Convicted former-State Rep. Vic Kohring didn’t seem to be the least bit fazed that today is his last day of freedom for 3 and 1/2 years.
Before turning himself over to federal marshals, Kohring spent the morning standing next to a home-made sign on the Glenn Highway in Alaska, waving to pedestrians and sipping hot chocolate (picture at left):
He said he’s not scared of going to prison, but has been Googling the Southern California facility he’ll live in for up to 3 and a half years. He could rattle off the population of the nearby town and the high temperature last week (103 degrees).
Said he might write an autobiography while in jail, call it “Absolutely Innocent.” Plans to read a lot. Write a lot of letters.

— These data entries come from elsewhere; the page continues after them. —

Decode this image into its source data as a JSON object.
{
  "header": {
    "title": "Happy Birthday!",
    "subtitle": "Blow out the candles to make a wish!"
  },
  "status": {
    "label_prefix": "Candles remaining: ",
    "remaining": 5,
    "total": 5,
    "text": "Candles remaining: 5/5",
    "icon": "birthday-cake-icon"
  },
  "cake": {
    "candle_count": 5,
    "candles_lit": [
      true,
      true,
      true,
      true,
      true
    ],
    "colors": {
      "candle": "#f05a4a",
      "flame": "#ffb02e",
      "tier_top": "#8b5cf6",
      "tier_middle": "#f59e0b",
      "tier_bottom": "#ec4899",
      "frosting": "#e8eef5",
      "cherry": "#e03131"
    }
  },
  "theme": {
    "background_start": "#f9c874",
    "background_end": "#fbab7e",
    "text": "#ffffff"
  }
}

. . . He said he spent the weekend with his family, and has been doing things like stopping mail to his mail box and closing his bank account. Packing.
“It’s almost like going away on a vacation. A …. Government sponsored vacation,” he said.

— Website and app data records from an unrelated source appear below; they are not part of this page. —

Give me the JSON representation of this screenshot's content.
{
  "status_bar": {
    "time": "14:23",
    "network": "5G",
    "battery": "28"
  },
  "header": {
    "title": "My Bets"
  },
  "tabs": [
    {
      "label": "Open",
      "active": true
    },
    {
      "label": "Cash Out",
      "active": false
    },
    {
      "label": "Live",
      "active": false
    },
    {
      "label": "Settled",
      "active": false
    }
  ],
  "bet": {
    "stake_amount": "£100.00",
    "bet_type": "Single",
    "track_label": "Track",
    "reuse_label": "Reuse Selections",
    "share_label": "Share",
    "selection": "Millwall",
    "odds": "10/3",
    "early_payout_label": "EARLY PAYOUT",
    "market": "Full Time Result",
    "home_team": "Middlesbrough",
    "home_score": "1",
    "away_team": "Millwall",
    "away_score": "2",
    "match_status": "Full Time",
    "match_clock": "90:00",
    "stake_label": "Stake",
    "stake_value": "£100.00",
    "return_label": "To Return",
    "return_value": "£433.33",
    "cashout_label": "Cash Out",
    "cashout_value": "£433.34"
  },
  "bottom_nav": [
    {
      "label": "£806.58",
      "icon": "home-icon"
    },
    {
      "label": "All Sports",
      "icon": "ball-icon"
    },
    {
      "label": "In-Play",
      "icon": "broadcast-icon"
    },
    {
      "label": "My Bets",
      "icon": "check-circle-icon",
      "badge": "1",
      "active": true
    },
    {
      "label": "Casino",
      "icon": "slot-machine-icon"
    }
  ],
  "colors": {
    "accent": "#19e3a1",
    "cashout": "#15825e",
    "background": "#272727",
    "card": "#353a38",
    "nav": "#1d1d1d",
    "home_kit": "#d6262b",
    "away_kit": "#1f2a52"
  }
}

Kohring was convicted in November 2007 and sentenced last month for accepting bribes to advocate a natural gas pipeline. His trial was central in bringing Sen. Ted Stevens (R-AK) into the VECO scandal, with the testimony of VECO CEO Bill Allen. Allen testified that he was blackmailed by his nephew, who was doing home renovations for Stevens, which were paid for in part by VECO.

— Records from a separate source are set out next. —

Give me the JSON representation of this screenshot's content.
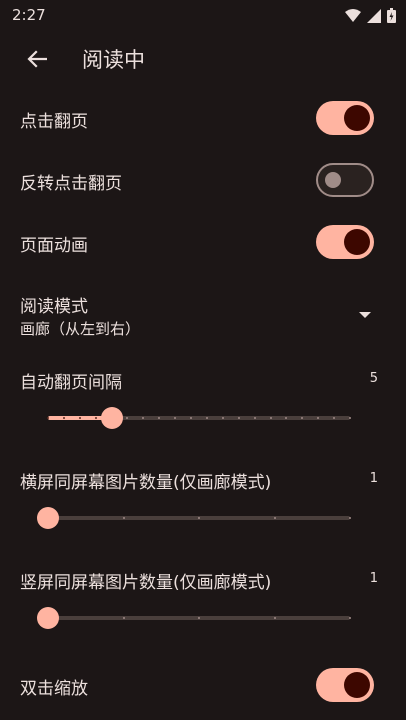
{
  "status_bar": {
    "time": "2:27"
  },
  "app_bar": {
    "title": "阅读中"
  },
  "settings": {
    "tap_to_turn": {
      "label": "点击翻页",
      "enabled": true
    },
    "reverse_tap": {
      "label": "反转点击翻页",
      "enabled": false
    },
    "page_animation": {
      "label": "页面动画",
      "enabled": true
    },
    "reading_mode": {
      "label": "阅读模式",
      "value": "画廊（从左到右）"
    },
    "auto_turn_interval": {
      "label": "自动翻页间隔",
      "value": "5",
      "min": 1,
      "max": 20,
      "current": 5
    },
    "landscape_images": {
      "label": "横屏同屏幕图片数量(仅画廊模式)",
      "value": "1",
      "min": 1,
      "max": 5,
      "current": 1
    },
    "portrait_images": {
      "label": "竖屏同屏幕图片数量(仅画廊模式)",
      "value": "1",
      "min": 1,
      "max": 5,
      "current": 1
    },
    "double_tap_zoom": {
      "label": "双击缩放",
      "enabled": true
    }
  },
  "colors": {
    "background": "#1c1616",
    "accent": "#ffb4a1",
    "thumb_on": "#3d0700",
    "text": "#ece0dd"
  }
}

[Late Update]: The ADN has obliged us with some great video from Kohring’s roadside debacle and a heckler who stopped by to tell him to “give it up and go prison”. . . which he does at the end of the clip. Enjoy.